Entries from a dataset of interfaces
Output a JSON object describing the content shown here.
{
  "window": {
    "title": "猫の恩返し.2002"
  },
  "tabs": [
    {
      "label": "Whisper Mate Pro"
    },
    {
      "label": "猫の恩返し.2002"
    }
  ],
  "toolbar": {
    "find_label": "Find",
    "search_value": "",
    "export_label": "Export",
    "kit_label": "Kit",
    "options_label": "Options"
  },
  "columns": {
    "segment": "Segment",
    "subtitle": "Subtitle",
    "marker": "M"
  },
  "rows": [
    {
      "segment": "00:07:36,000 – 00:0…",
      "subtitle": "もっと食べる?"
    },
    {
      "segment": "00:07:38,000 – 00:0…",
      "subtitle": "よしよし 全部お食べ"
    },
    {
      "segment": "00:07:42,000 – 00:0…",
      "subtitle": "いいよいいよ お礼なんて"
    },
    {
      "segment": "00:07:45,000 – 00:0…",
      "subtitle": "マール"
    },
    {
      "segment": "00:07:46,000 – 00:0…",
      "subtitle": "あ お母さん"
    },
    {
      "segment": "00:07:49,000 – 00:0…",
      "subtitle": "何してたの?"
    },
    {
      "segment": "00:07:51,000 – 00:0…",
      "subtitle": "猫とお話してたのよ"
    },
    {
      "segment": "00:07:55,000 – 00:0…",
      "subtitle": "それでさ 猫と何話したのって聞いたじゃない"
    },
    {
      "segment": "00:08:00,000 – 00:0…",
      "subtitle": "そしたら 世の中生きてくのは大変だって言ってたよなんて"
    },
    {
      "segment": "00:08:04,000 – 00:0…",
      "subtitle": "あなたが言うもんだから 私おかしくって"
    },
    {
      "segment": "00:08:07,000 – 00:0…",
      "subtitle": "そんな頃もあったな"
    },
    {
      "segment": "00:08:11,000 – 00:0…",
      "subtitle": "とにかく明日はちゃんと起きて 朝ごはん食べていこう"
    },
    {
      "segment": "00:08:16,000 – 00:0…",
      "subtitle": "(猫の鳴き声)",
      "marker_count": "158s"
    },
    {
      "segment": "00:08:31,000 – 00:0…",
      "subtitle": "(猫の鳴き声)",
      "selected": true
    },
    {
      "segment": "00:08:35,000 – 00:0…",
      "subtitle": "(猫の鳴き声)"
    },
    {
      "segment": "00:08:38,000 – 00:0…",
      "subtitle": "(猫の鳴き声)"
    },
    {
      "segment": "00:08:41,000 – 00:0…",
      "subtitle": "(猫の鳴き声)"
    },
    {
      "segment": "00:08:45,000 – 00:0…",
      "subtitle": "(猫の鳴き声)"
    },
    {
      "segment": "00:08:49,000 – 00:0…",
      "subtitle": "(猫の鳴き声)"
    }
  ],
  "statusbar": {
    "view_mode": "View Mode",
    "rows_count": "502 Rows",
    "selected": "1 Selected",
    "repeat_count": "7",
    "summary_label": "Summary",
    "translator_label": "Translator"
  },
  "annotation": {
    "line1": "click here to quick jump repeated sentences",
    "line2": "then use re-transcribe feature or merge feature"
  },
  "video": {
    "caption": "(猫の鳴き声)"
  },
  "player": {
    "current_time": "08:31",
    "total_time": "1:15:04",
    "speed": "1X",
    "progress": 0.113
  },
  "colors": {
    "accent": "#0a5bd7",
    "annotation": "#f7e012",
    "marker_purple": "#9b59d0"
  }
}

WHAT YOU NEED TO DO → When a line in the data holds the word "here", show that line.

EXERCISE RESULT →
Output a JSON object describing the content shown here.
    "line1": "click here to quick jump repeated sentences",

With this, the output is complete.